Work instructions: Search the entries for the word "color". Copy every line that holds it.

Dataset extract:
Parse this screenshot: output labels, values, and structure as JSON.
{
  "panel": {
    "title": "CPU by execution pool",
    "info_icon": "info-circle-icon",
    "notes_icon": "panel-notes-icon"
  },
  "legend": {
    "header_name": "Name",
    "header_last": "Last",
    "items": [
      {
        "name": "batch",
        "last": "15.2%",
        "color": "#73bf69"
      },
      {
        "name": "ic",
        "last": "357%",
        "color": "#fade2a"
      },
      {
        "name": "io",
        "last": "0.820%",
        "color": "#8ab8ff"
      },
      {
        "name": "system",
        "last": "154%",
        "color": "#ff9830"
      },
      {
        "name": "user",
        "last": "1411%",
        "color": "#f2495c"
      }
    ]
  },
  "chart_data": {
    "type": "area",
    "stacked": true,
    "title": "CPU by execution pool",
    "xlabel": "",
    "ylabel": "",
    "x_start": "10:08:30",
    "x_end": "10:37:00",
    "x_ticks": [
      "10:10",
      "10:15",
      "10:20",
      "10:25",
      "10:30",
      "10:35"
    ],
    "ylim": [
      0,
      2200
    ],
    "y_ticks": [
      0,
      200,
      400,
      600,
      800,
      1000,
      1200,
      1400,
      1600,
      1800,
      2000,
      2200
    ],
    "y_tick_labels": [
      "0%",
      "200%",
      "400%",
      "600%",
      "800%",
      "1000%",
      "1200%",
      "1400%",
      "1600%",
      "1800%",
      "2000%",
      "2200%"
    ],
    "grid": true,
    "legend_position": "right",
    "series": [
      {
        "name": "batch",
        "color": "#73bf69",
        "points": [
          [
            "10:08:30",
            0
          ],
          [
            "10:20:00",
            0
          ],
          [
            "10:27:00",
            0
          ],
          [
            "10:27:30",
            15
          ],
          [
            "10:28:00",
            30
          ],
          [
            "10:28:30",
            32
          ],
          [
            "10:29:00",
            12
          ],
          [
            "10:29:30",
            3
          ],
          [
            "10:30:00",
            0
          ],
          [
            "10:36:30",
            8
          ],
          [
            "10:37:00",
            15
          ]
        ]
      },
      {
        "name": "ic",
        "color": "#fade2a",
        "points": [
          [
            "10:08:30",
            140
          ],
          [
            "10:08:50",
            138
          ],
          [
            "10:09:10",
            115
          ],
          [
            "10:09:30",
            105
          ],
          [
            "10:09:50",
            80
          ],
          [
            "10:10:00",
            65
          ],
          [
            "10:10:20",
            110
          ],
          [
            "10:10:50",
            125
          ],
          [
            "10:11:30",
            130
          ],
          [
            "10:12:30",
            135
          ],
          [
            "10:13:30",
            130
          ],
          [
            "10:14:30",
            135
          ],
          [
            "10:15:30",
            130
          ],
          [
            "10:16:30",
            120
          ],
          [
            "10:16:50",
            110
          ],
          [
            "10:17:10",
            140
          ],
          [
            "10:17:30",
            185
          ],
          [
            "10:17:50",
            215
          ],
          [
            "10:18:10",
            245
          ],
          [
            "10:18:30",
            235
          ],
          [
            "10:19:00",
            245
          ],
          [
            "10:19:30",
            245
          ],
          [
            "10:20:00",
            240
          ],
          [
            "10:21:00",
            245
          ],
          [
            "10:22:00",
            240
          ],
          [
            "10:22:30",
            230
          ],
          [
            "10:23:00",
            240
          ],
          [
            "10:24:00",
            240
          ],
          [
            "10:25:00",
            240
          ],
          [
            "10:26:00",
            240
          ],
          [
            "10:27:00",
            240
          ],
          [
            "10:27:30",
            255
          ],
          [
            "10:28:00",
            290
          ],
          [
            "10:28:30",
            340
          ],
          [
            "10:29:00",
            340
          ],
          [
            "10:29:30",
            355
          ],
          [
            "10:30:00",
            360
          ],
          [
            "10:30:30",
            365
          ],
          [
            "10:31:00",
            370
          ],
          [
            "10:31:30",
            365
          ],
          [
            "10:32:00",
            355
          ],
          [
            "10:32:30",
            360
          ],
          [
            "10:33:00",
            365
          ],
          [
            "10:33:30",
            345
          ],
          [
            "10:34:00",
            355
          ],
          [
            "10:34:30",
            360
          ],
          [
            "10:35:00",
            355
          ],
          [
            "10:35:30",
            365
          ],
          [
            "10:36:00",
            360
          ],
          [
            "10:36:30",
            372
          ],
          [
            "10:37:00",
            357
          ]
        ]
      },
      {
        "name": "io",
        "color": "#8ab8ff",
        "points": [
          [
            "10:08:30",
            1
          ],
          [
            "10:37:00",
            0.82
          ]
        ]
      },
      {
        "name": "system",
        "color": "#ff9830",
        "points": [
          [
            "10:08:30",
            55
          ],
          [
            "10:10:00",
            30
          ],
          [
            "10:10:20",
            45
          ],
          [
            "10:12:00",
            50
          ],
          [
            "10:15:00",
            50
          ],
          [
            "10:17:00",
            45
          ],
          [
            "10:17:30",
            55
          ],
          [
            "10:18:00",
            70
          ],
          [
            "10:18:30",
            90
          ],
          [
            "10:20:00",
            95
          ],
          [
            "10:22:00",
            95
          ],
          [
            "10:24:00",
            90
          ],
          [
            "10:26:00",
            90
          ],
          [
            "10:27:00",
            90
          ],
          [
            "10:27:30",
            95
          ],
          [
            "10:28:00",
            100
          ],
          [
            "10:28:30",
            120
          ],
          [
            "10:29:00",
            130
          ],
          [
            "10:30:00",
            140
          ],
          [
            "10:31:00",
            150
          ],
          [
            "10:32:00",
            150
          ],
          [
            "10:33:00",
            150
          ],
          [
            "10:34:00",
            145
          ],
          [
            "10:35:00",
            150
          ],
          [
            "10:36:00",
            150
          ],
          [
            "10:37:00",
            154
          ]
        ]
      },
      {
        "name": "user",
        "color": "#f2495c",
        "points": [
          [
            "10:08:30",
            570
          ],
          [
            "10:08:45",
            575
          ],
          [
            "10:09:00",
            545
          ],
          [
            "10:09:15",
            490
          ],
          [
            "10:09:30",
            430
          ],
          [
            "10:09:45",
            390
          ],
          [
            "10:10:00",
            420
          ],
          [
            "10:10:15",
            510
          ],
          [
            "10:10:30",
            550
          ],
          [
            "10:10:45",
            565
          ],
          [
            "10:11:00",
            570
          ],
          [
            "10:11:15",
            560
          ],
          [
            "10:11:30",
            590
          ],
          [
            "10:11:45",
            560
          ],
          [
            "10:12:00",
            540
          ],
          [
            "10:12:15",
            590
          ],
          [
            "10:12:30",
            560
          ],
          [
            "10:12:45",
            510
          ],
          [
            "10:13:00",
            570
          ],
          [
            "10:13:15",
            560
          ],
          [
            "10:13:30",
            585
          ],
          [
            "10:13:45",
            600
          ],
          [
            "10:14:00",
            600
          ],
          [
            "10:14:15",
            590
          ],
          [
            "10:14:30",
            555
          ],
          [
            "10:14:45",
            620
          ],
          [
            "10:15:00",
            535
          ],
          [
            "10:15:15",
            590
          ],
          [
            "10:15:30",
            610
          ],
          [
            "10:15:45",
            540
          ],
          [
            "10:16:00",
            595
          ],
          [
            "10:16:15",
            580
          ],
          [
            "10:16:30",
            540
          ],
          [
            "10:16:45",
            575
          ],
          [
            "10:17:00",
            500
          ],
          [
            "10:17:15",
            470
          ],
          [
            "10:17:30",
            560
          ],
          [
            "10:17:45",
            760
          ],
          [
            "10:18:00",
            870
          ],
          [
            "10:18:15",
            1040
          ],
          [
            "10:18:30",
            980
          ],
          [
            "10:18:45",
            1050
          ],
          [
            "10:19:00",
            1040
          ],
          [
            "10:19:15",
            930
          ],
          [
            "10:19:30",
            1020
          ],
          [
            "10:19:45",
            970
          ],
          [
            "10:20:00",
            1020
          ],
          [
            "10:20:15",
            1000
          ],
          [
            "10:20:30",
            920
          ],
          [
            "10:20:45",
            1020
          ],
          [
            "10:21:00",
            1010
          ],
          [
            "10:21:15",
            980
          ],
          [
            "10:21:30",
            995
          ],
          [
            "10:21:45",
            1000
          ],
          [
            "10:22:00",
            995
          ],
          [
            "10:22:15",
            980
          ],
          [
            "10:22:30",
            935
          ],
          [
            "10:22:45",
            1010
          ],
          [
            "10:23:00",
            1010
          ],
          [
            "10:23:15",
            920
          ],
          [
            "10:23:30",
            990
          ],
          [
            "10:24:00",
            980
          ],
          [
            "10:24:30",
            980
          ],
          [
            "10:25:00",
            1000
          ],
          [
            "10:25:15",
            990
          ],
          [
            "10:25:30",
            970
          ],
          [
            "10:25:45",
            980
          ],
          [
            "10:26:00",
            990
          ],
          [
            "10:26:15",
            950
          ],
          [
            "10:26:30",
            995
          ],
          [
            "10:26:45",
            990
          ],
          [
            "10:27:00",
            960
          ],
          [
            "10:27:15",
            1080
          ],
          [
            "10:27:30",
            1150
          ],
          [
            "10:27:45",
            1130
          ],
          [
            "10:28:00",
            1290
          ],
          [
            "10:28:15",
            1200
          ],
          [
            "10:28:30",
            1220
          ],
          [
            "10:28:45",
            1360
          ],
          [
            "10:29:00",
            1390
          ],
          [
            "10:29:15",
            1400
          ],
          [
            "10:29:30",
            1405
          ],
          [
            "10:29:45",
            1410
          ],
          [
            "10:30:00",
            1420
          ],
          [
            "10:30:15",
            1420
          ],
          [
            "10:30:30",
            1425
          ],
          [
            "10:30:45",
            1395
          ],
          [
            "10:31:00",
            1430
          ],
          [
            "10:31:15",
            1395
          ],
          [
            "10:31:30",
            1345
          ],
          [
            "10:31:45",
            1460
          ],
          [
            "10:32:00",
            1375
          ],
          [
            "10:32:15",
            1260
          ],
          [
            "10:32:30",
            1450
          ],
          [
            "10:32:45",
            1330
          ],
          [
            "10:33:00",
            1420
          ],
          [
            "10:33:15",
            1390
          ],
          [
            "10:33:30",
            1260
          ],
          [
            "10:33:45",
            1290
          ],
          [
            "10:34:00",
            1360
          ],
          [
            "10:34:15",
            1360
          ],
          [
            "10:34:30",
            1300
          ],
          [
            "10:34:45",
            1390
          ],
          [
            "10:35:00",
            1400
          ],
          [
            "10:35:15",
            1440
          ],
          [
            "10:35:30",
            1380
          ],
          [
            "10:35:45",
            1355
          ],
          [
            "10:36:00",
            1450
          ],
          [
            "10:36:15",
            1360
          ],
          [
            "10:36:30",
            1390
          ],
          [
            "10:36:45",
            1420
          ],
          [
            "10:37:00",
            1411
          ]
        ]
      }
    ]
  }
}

Written solution:
        "color": "#73bf69"
        "color": "#fade2a"
        "color": "#8ab8ff"
        "color": "#ff9830"
        "color": "#f2495c"
        "color": "#73bf69",
        "color": "#fade2a",
        "color": "#8ab8ff",
        "color": "#ff9830",
        "color": "#f2495c",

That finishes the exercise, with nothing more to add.